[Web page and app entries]

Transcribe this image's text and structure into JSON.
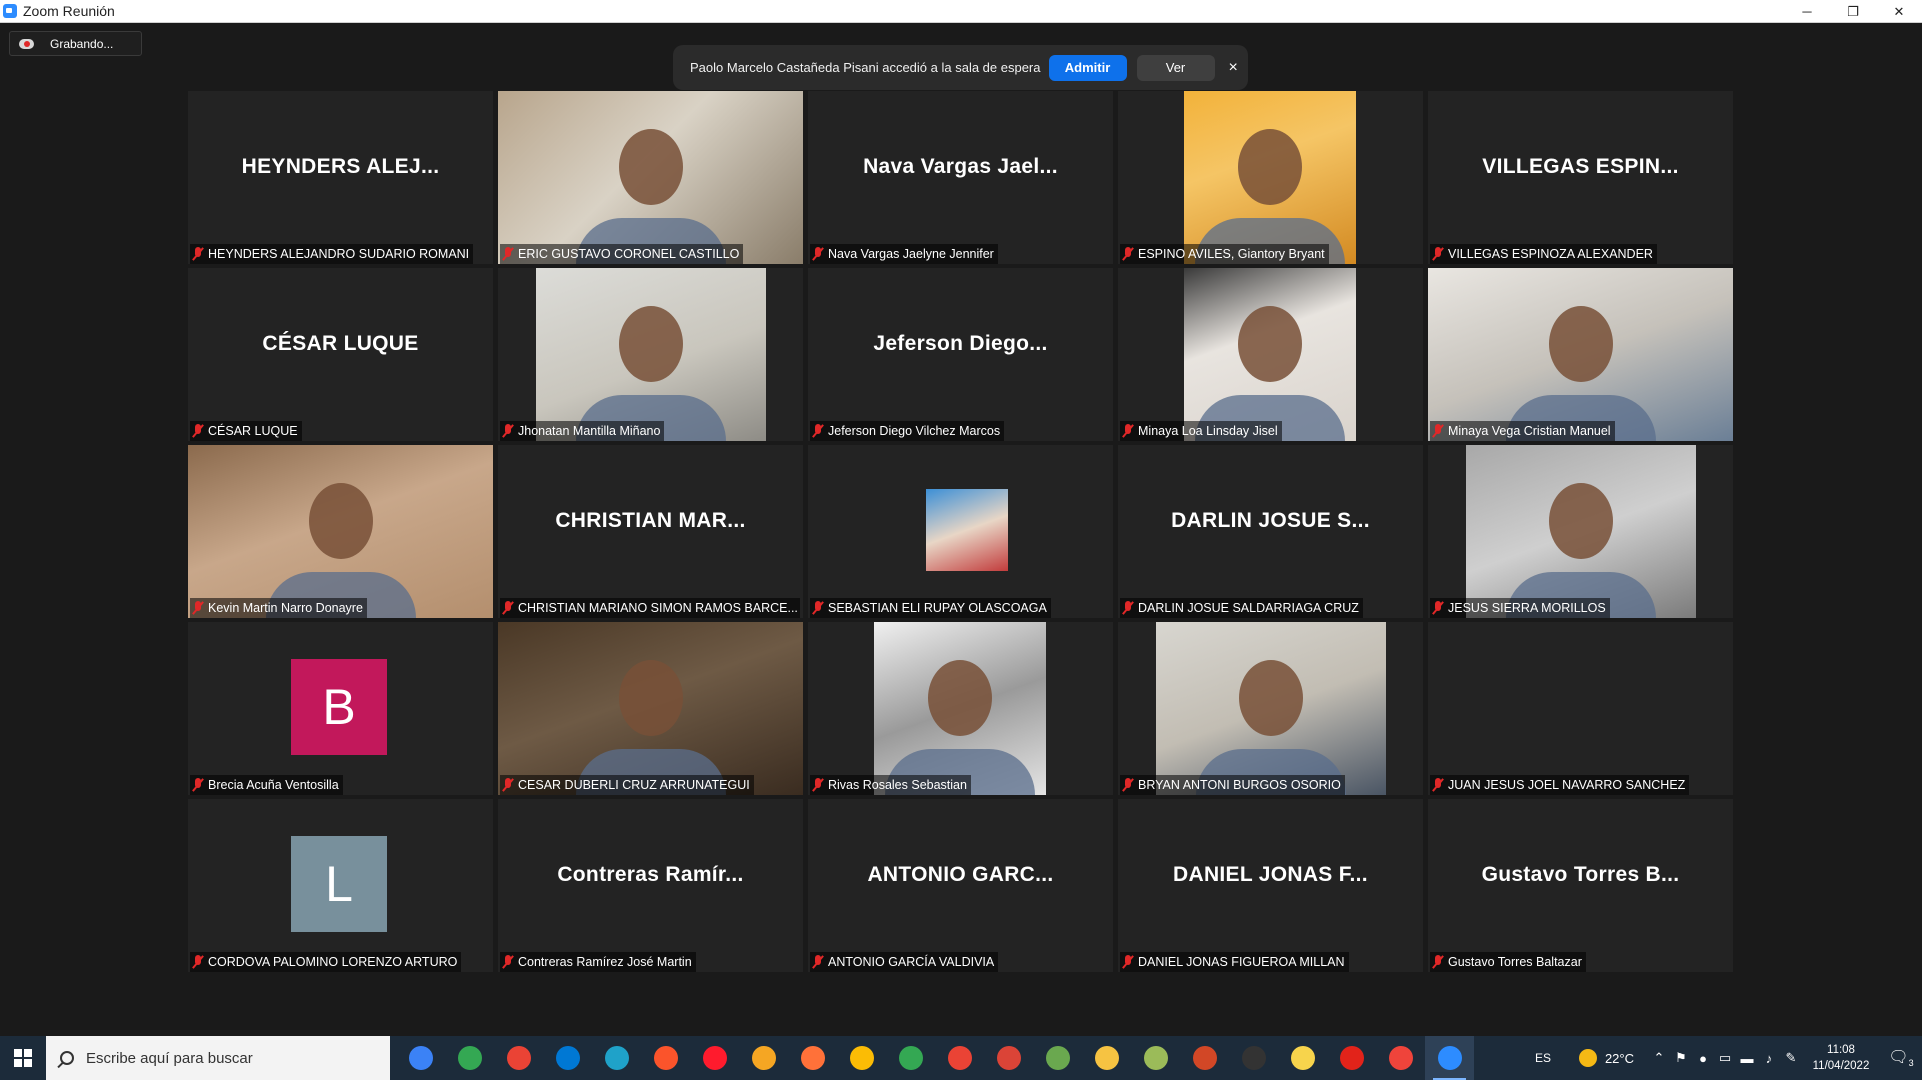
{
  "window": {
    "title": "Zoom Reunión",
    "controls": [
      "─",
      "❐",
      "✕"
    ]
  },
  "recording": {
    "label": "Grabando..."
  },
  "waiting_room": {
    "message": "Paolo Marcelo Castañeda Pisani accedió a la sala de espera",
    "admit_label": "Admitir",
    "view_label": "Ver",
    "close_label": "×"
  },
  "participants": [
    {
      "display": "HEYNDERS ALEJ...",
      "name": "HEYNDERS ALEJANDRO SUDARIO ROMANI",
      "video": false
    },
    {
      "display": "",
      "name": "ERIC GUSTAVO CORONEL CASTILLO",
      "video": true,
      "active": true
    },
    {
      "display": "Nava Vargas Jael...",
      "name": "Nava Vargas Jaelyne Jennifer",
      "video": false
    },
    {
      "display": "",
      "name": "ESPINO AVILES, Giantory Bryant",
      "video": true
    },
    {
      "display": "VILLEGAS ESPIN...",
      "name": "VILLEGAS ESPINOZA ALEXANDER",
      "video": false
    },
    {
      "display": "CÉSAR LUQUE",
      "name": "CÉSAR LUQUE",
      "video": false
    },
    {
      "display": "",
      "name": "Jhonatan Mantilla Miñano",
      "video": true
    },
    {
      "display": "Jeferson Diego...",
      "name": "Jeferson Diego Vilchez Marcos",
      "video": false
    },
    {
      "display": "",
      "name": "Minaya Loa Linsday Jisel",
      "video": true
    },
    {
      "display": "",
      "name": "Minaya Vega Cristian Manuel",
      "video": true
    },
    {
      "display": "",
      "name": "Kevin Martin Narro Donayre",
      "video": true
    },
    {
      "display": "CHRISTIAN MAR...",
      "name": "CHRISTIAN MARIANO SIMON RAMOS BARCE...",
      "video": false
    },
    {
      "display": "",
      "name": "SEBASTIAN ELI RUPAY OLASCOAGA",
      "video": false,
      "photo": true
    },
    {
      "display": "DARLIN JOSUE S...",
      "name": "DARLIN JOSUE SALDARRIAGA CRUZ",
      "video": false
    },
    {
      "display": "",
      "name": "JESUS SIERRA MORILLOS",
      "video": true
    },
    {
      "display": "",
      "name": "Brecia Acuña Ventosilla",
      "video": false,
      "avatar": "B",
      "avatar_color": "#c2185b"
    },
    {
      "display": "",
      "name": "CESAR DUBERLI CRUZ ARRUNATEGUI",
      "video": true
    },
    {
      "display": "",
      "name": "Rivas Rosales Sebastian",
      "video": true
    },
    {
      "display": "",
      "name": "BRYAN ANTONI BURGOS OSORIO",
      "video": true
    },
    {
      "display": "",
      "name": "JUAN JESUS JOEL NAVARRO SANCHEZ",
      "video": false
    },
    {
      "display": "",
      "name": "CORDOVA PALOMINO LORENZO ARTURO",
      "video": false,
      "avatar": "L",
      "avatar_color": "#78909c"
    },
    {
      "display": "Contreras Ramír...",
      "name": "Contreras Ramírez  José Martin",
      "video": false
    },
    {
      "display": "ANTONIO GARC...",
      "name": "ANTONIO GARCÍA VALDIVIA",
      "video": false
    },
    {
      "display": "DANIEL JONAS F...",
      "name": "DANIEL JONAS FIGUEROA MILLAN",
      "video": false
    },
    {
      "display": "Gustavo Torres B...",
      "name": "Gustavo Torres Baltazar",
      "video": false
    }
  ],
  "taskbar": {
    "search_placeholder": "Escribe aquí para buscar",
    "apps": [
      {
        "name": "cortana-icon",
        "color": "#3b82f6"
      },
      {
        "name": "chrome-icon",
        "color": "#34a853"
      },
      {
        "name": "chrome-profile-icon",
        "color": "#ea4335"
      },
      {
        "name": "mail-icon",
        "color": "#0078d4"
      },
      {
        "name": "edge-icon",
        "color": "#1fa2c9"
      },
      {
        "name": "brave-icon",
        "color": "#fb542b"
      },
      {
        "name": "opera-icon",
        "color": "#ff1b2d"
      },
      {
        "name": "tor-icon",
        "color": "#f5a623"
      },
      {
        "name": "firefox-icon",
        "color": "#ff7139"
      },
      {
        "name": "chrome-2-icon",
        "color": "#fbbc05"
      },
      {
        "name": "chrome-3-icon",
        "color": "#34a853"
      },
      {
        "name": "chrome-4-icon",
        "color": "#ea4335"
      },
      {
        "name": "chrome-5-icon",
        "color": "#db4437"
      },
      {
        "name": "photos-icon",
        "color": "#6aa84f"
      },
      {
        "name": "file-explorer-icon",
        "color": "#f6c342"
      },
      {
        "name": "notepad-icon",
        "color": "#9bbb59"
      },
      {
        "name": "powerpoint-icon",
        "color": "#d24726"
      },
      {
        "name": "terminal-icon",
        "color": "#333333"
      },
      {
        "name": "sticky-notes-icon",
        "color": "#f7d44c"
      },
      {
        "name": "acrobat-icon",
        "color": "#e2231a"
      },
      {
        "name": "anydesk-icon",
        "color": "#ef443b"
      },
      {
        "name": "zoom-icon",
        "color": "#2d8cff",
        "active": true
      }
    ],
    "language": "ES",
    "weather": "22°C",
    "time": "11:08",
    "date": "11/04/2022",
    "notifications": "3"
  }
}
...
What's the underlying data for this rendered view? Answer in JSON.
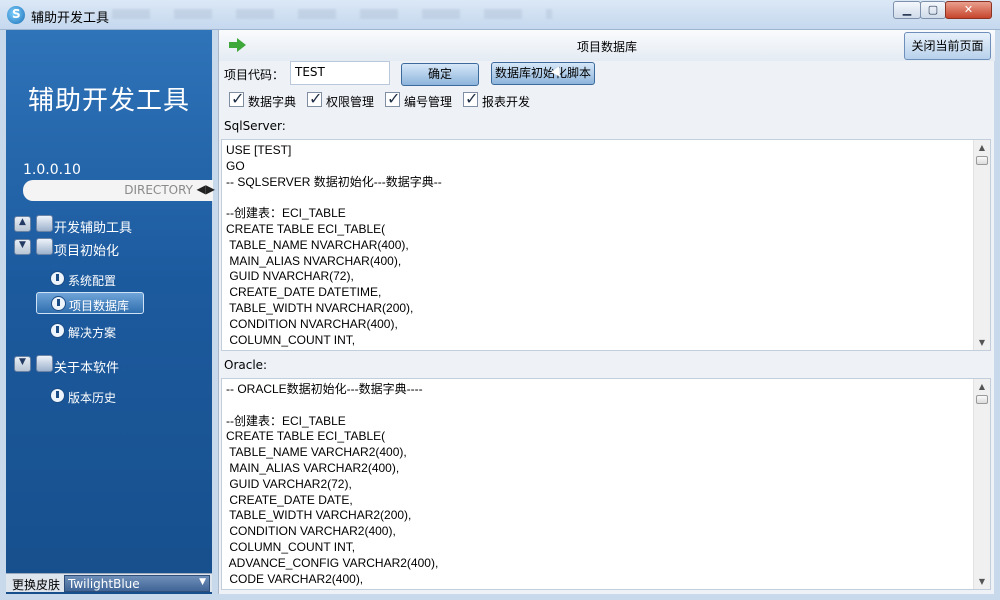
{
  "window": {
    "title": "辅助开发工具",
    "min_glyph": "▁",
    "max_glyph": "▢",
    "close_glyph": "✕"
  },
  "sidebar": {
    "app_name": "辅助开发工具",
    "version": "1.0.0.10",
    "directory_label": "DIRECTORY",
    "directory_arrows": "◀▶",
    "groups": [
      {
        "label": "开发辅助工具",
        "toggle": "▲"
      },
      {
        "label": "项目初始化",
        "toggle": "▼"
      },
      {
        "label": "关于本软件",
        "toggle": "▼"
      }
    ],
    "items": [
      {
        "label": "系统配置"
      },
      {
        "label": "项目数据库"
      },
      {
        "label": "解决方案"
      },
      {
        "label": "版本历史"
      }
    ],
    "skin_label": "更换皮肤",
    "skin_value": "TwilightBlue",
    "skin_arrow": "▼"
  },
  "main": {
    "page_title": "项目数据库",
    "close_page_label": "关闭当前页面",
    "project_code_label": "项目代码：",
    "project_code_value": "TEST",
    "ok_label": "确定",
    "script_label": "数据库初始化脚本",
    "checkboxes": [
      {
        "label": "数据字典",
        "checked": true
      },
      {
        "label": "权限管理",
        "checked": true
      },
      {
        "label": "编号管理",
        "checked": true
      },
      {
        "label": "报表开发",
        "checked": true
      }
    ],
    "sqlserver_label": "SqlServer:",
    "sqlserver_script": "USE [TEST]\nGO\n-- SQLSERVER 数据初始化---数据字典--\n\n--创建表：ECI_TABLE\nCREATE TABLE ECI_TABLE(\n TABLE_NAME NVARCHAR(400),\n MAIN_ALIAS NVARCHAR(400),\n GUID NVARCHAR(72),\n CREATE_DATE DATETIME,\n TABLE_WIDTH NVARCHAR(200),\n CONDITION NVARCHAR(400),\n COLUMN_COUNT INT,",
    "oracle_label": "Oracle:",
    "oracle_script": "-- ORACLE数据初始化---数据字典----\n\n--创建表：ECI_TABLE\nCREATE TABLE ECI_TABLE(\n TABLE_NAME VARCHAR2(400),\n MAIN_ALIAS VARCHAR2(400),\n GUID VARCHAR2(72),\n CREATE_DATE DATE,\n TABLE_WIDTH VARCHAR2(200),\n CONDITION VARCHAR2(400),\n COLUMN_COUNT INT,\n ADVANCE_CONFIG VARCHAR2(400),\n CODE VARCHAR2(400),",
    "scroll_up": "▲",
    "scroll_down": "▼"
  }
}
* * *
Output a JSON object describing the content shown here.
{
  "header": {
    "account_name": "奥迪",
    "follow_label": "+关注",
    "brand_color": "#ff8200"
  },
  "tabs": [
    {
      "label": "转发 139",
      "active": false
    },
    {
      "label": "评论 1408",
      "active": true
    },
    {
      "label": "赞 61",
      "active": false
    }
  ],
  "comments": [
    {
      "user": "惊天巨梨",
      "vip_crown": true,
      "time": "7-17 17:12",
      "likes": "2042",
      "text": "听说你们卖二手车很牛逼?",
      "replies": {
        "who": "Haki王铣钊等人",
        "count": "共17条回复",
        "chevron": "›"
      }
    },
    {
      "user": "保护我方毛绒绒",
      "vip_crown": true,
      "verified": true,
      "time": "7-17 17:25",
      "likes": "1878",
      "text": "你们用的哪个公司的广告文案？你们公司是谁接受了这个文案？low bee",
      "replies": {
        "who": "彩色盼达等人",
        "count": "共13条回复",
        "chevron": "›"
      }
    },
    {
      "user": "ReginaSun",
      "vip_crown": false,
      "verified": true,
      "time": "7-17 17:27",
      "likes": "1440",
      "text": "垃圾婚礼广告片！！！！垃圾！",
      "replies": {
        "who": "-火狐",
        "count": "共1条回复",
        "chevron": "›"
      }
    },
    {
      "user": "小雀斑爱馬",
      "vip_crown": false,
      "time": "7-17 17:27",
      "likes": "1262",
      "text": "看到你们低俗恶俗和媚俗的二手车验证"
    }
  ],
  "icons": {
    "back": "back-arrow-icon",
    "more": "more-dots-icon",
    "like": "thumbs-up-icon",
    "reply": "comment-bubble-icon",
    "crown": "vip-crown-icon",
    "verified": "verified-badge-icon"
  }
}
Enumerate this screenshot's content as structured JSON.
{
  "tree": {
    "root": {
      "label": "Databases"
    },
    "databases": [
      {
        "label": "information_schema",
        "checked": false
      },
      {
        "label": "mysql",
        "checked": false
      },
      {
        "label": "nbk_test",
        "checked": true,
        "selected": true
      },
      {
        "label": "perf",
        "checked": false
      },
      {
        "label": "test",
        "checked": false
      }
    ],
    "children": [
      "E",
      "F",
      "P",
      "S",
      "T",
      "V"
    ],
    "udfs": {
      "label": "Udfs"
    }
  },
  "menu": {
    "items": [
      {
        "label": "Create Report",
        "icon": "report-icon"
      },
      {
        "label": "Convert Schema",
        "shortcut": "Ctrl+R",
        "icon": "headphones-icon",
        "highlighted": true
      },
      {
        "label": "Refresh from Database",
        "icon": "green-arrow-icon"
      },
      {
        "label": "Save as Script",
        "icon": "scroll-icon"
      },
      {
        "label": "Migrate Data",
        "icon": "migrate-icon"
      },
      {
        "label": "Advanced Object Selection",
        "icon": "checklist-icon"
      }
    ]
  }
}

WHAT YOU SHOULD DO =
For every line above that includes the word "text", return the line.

OUTPUT BELOW =
Transcribe this image's text and structure into JSON.
      "text": "听说你们卖二手车很牛逼?",
      "text": "你们用的哪个公司的广告文案？你们公司是谁接受了这个文案？low bee",
      "text": "垃圾婚礼广告片！！！！垃圾！",
      "text": "看到你们低俗恶俗和媚俗的二手车验证"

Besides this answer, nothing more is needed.